As with the plague at Sinai, at Kadesh, at Beth Peor and so on we see the weakening of the wicked serves as salvation for the faithful. And although punishment is a terrible thing it would not be right either for God to allow the wicked and unfaithful to subdue or destroy the faithful. For who then will carry God’s truth to the next generation? And should God show greater love and mercy on those who hate Him than to those who love Him?
God in no way wants to desert His people and let them be extinct for the sake of mercy towards those who do not even want His mercy.
Babylon had for many, many generations hurt, harmed, and taken from God’s people their life, joy, freedom, and happiness. Here God says He has judged them for the sake of His people.

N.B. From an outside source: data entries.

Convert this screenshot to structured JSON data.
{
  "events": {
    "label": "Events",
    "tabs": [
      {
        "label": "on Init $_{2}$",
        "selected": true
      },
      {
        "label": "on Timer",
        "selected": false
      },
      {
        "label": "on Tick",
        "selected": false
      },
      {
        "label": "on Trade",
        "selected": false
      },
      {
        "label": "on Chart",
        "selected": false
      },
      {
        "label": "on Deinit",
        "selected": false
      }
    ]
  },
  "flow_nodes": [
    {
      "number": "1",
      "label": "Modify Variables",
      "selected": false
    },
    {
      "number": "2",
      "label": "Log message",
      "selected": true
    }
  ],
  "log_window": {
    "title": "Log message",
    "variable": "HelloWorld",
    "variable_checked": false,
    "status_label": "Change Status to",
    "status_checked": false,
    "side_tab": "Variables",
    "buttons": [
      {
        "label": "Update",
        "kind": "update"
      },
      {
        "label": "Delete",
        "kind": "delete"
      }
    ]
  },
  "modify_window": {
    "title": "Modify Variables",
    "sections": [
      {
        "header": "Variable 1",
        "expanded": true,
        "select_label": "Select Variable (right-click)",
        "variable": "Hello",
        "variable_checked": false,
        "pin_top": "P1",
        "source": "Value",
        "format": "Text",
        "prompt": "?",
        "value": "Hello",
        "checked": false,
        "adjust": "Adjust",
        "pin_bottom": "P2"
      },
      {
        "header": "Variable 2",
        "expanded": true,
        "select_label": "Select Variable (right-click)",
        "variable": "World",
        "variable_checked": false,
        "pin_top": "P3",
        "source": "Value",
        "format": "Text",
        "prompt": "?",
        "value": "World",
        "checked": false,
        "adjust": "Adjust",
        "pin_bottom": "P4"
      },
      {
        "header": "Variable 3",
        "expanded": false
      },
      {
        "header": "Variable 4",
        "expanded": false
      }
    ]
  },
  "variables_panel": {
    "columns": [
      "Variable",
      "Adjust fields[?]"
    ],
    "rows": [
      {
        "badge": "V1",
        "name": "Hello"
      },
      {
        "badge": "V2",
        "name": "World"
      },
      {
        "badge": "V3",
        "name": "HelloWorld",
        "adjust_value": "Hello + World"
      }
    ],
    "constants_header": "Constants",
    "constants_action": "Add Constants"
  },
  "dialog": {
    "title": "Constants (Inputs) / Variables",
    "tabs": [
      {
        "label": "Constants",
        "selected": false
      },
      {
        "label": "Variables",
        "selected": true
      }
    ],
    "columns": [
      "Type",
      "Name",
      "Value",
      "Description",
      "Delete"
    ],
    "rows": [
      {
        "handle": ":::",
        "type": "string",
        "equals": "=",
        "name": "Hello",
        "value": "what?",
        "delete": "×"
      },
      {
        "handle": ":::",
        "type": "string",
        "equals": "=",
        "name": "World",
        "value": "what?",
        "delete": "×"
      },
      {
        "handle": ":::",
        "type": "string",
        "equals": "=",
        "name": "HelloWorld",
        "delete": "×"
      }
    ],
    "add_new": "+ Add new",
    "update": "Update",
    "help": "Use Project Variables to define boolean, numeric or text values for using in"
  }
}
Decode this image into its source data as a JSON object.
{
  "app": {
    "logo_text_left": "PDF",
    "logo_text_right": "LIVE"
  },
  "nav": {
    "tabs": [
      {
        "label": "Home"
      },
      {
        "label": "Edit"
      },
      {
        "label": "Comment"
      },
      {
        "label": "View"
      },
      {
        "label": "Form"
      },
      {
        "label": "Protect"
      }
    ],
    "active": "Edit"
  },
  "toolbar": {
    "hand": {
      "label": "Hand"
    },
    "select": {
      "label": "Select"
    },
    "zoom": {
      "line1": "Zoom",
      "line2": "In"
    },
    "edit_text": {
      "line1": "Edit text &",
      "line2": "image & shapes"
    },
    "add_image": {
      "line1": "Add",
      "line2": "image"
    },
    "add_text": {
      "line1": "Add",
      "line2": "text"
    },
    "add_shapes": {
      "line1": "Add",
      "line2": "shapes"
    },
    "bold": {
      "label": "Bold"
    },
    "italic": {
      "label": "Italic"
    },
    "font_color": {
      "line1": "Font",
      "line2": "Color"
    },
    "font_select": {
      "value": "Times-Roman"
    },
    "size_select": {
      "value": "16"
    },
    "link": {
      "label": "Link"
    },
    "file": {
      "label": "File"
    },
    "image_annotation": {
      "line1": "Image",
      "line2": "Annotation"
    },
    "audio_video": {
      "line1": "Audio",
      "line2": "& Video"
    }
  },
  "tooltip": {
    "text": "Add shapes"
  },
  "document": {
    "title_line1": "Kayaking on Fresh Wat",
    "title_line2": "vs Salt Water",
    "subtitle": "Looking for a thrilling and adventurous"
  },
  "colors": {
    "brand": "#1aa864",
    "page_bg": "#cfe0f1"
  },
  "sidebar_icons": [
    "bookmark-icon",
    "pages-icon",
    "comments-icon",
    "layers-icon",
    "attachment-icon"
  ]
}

To save His people.
And no matter how hard the judgments before Christ’s second coming will be it’s important to remember that God is an extremely merciful God, who has shown great patience, even patience to the cost of His people and He has even asked them to sacrifice themselves to help save their fellow men. He has been very good with the wicked hoping they would wake up and seek His atonement. But in the end, God chooses His people, those who have sinned as well but have sought refuge with Him, sought atonement with Him, those who respect His order. He chooses to save them and to destroy their enemies in this final climax, final confrontation of this earth’s history.
God says: «For I have no pleasure in the death of him that dieth, saith the Lord GOD: wherefore turn yourselves, and live ye.» (Eze 18:32)
God doesn’t want anyone to perish. But people leave Him no choice. If one bad brother takes the food and water away from his good brother, beats his brother to the point of death, God will eventually remove the perpetrator for the sake of the good brother. But first He tries to convince, educate, and even warn the bad brother while the good brother goes through temporary suffering.
Execution of final punishment is part of God’s goodness. When God judges He is good. He sees the bigger picture of the long-term predicaments for all His decisions and judgments. When they need to come into effect in the present to bring good fruit in the future. We can only see a few steps ahead of us and what is around us. We worry mostly for ourselves, but God has to care for everyone. Therefore, many question God’s judgments. They are unable to see cause and effect in a bigger long-term scenario.
To be able to own the prophecy of Psalm 91 we need to stop the rebellion and be clothed in Christ’s righteousness. And Christ’s righteousness will be our shield in times of trouble and future plagues. And as the law says, if we willfully rebel against God’s government and laws, protection can be removed and we can be afflicted by the future plagues.
The Bible makes a plague a choice. Do we believe the Bible on this aspect?